The Freedom From Religion Foundation sent letters earlier this year to schools in Florida’s Orange and Seminole counties warning them about that problem (among several other issues). The districts are finally getting around to tellings coaches they can’t have team chaplains and the pastors are not taking the news well:
Pastor Troy Schmidt, who has been working with the Olympia High School team for at least six years, replacing other chaplains, said he still plans to prepare meals for the team with his church, First Baptist of Windermere.
“My heart is with Olympia. I love the kids,” he said.

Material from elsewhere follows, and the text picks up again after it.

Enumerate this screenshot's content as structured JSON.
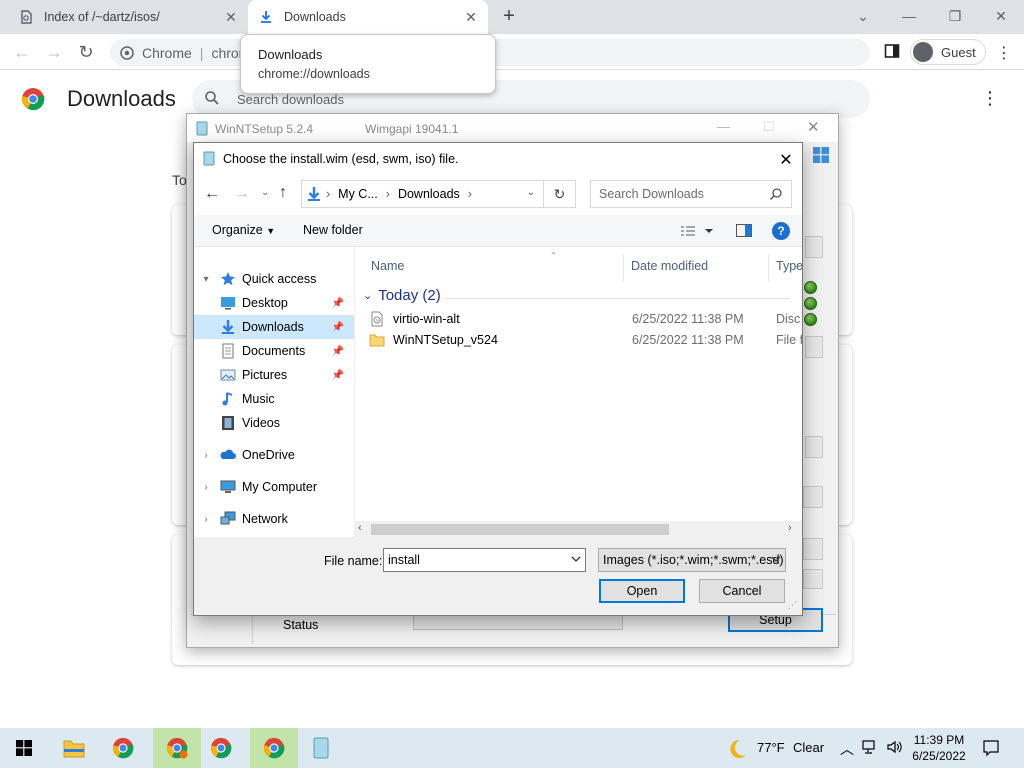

Until last week, he had served as a spiritual adviser to the team, including leading them in prayers and said he never got a single complaint.

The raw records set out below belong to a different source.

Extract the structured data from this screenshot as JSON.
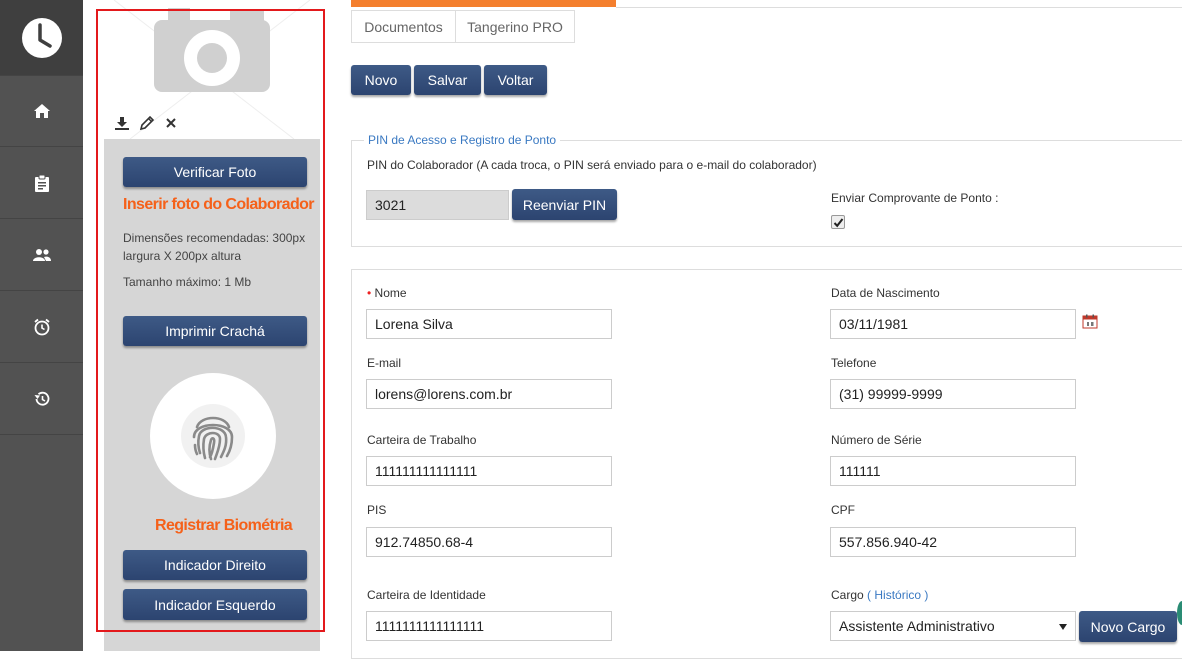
{
  "nav": {
    "items": [
      "clock-logo",
      "home-icon",
      "clipboard-icon",
      "users-icon",
      "alarm-icon",
      "history-icon"
    ]
  },
  "photo": {
    "verify_label": "Verificar Foto",
    "insert_title": "Inserir foto do Colaborador",
    "dimensions_text": "Dimensões recomendadas: 300px largura X 200px altura",
    "max_size_text": "Tamanho máximo: 1 Mb",
    "print_badge_label": "Imprimir Crachá",
    "biometry_title": "Registrar Biométria",
    "right_finger_label": "Indicador Direito",
    "left_finger_label": "Indicador Esquerdo"
  },
  "tabs": {
    "documents": "Documentos",
    "tangerino_pro": "Tangerino PRO"
  },
  "toolbar": {
    "new_label": "Novo",
    "save_label": "Salvar",
    "back_label": "Voltar"
  },
  "pin_section": {
    "legend": "PIN de Acesso e Registro de Ponto",
    "description": "PIN do Colaborador (A cada troca, o PIN será enviado para o e-mail do colaborador)",
    "pin_value": "3021",
    "resend_label": "Reenviar PIN",
    "send_receipt_label": "Enviar Comprovante de Ponto :",
    "send_receipt_checked": true
  },
  "form": {
    "name_label": "Nome",
    "name_value": "Lorena Silva",
    "birth_label": "Data de Nascimento",
    "birth_value": "03/11/1981",
    "email_label": "E-mail",
    "email_value": "lorens@lorens.com.br",
    "phone_label": "Telefone",
    "phone_value": "(31) 99999-9999",
    "work_card_label": "Carteira de Trabalho",
    "work_card_value": "111111111111111",
    "serial_label": "Número de Série",
    "serial_value": "111111",
    "pis_label": "PIS",
    "pis_value": "912.74850.68-4",
    "cpf_label": "CPF",
    "cpf_value": "557.856.940-42",
    "id_card_label": "Carteira de Identidade",
    "id_card_value": "1111111111111111",
    "role_label": "Cargo",
    "role_history_link": "( Histórico )",
    "role_value": "Assistente Administrativo",
    "new_role_label": "Novo Cargo"
  },
  "colors": {
    "accent": "#2f4a78",
    "orange": "#f5611a",
    "link": "#3a79c2",
    "highlight_frame": "#e3191c"
  }
}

“Everything I’ve done has been centered around the Bible, but I’ve tried to apply it to football,” Schmidt said. “I know I’m speaking to Christians, to Muslims, to atheists. I’m speaking to teenagers who are at that important phase in life where they’re making critical decisions.”
He just admitted the problem: He’s a Christian leader being brought in to lead the students in prayer. It’s not surprising that no one has complained since who wants to be the student who rocks the boat and gets punished for it (officially or socially)?
Schmidt appeared on Fox & Friends this morning, by the way, to talk about how he’s being turned into an “atheist chaplain” because he can’t promote Jesus at a public school. Because, in his warped mind, that’s the same as being forced to tell students God doesn’t exist:
(To state the obvious, no one’s telling anyone to become an atheist against their will.)
Another pastor, Todd Lamphere of The Venue Church, still lists team chaplain as part of his job description:
This shouldn’t be a difficult issue. Students are welcome to drop by the church if they want spiritual guidance from a Christian. There’s absolutely no reason to have a religious leader pray to a Christian God with the team, though. Their hearts may be in the right place, but the law matters more.
The students, as always, as welcome to pray on their own. No one’s stopping them. No one ever has.
(Image via Shutterstock. Thanks to Brian for the link)